     We see a different aspect of Wendy’s character when we see her in the ‘classroom’ type setting with two other girls and Simon. At one point in these scenes the actress playing Wendy had to portray worry as if something was troubling her.  When her character was feeling this the actress would be stood away from the rest of the group, often on the outside of the box while the rest stood inside the box. This made her character seem isolated from the rest of the group, suggesting that she does not feel comfortable or does not know how to communicate her issues to others. Also, she would look away from the group as if she was trying not to draw attention to herself and her facial expression was one of anger and worry. Also, although she did not speak much during these moments, when she did speak her tone would be defensive and angry. This suggests that she was trying to hide her feelings from the rest of the group suggesting that her character may be slightly shy and insecure underneath her confident exterior. We feel slight sympathy for her in this situation as it is obvious that something is upsetting her while she seems to get no sympathy from the other characters on stage.

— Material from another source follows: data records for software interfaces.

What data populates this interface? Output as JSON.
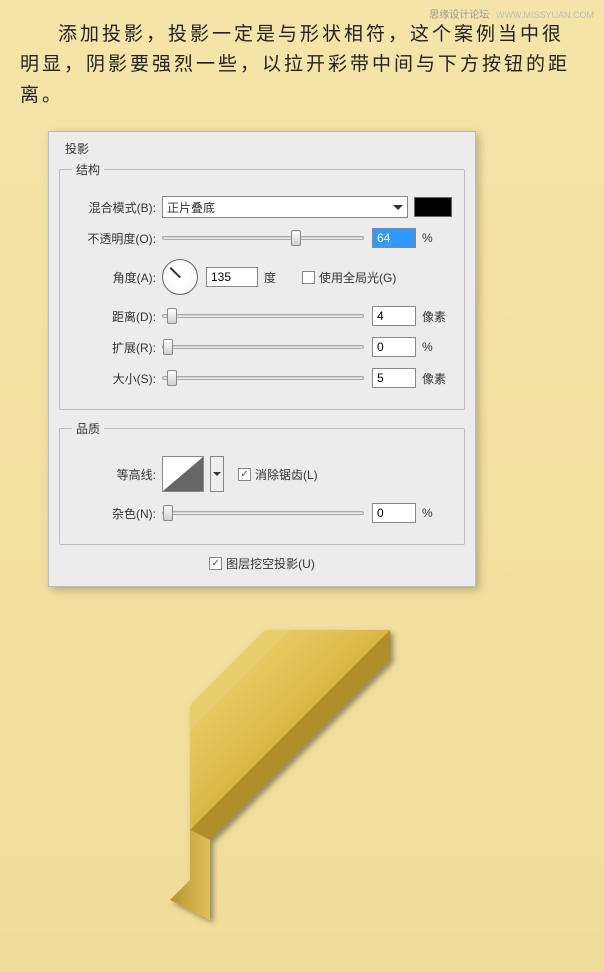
{
  "watermark": {
    "cn": "思缘设计论坛",
    "en": "WWW.MISSYUAN.COM"
  },
  "description": "添加投影，投影一定是与形状相符，这个案例当中很明显，阴影要强烈一些，以拉开彩带中间与下方按钮的距离。",
  "dialog": {
    "title": "投影",
    "structure": {
      "legend": "结构",
      "blend_mode_label": "混合模式(B):",
      "blend_mode_value": "正片叠底",
      "opacity_label": "不透明度(O):",
      "opacity_value": "64",
      "opacity_unit": "%",
      "angle_label": "角度(A):",
      "angle_value": "135",
      "angle_unit": "度",
      "global_light_label": "使用全局光(G)",
      "global_light_checked": false,
      "distance_label": "距离(D):",
      "distance_value": "4",
      "distance_unit": "像素",
      "spread_label": "扩展(R):",
      "spread_value": "0",
      "spread_unit": "%",
      "size_label": "大小(S):",
      "size_value": "5",
      "size_unit": "像素"
    },
    "quality": {
      "legend": "品质",
      "contour_label": "等高线:",
      "antialias_label": "消除锯齿(L)",
      "antialias_checked": true,
      "noise_label": "杂色(N):",
      "noise_value": "0",
      "noise_unit": "%"
    },
    "knockout_label": "图层挖空投影(U)",
    "knockout_checked": true
  },
  "slider_positions": {
    "opacity": 64,
    "distance": 3,
    "spread": 0,
    "size": 3,
    "noise": 0
  }
}
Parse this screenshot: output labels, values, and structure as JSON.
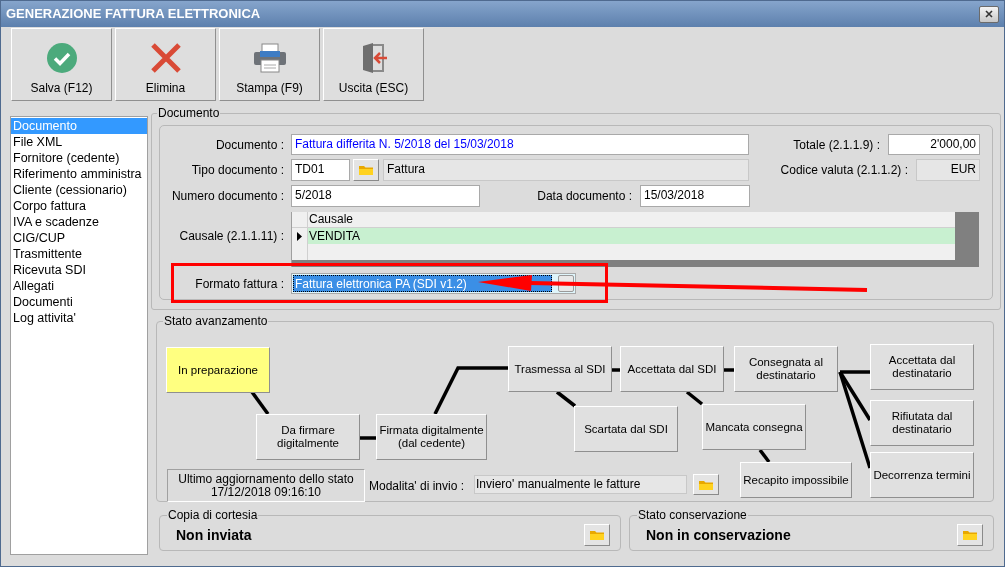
{
  "window": {
    "title": "GENERAZIONE FATTURA ELETTRONICA"
  },
  "toolbar": [
    {
      "label": "Salva (F12)",
      "kind": "save"
    },
    {
      "label": "Elimina",
      "kind": "delete"
    },
    {
      "label": "Stampa (F9)",
      "kind": "print"
    },
    {
      "label": "Uscita (ESC)",
      "kind": "exit"
    }
  ],
  "sidebar": {
    "items": [
      {
        "label": "Documento",
        "selected": true
      },
      {
        "label": "File XML",
        "selected": false
      },
      {
        "label": "Fornitore (cedente)",
        "selected": false
      },
      {
        "label": "Riferimento amministra",
        "selected": false
      },
      {
        "label": "Cliente (cessionario)",
        "selected": false
      },
      {
        "label": "Corpo fattura",
        "selected": false
      },
      {
        "label": "IVA e scadenze",
        "selected": false
      },
      {
        "label": "CIG/CUP",
        "selected": false
      },
      {
        "label": "Trasmittente",
        "selected": false
      },
      {
        "label": "Ricevuta SDI",
        "selected": false
      },
      {
        "label": "Allegati",
        "selected": false
      },
      {
        "label": "Documenti",
        "selected": false
      },
      {
        "label": "Log attivita'",
        "selected": false
      }
    ]
  },
  "documento": {
    "title": "Documento",
    "documento": {
      "label": "Documento :",
      "value": "Fattura differita N. 5/2018 del 15/03/2018"
    },
    "totale": {
      "label": "Totale (2.1.1.9) :",
      "value": "2'000,00"
    },
    "tipo": {
      "label": "Tipo documento :",
      "code": "TD01",
      "description": "Fattura"
    },
    "valuta": {
      "label": "Codice valuta (2.1.1.2) :",
      "value": "EUR"
    },
    "numero": {
      "label": "Numero documento :",
      "value": "5/2018"
    },
    "data": {
      "label": "Data documento :",
      "value": "15/03/2018"
    },
    "causale": {
      "label": "Causale (2.1.1.11) :",
      "column": "Causale",
      "rows": [
        {
          "value": "VENDITA",
          "selected": true
        }
      ]
    },
    "formato": {
      "label": "Formato fattura :",
      "value": "Fattura elettronica PA (SDI v1.2)"
    }
  },
  "stato_avanzamento": {
    "title": "Stato avanzamento",
    "nodes": [
      {
        "label": "In preparazione",
        "current": true
      },
      {
        "label": "Da firmare\ndigitalmente",
        "current": false
      },
      {
        "label": "Firmata digitalmente\n(dal cedente)",
        "current": false
      },
      {
        "label": "Trasmessa al SDI",
        "current": false
      },
      {
        "label": "Accettata dal SDI",
        "current": false
      },
      {
        "label": "Consegnata al\ndestinatario",
        "current": false
      },
      {
        "label": "Scartata dal SDI",
        "current": false
      },
      {
        "label": "Mancata consegna",
        "current": false
      },
      {
        "label": "Recapito impossibile",
        "current": false
      },
      {
        "label": "Accettata dal\ndestinatario",
        "current": false
      },
      {
        "label": "Rifiutata dal\ndestinatario",
        "current": false
      },
      {
        "label": "Decorrenza termini",
        "current": false
      }
    ],
    "last_update": {
      "label": "Ultimo aggiornamento dello stato",
      "value": "17/12/2018 09:16:10"
    },
    "modalita": {
      "label": "Modalita' di invio :",
      "value": "Inviero' manualmente le fatture"
    }
  },
  "copia_cortesia": {
    "title": "Copia di cortesia",
    "value": "Non inviata"
  },
  "stato_conservazione": {
    "title": "Stato conservazione",
    "value": "Non in conservazione"
  }
}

     Lastly, the actor playing Malc’s dad had the challenge of playing an abusive father who was in the middle of shouting at his wife and son. He depicted this very well as his facial expression was always malicious and angry. Also, his tone of voice changed throughout the scene as at times he would be very angry and he would shout at the other characters but at other times he would speak calmly but with a very sinister edge. This gave depth to the character and suggested an element of manipulation to his character. When shouting the actor would look down on the other actors and stand very close to them, often shouting in their faces. This made the character seem in control and suggested that he had more power than the other characters on stage. He also made sharp gestures with his arms to show his anger but when speaking calmly his movements would be more controlled and less grand, making him seem more sinister.  From these acting choices we see that the character has a bad temper and is often manipulative, we also see that he is a bad father and this gives us some insight into Malc’s life and why he acts out.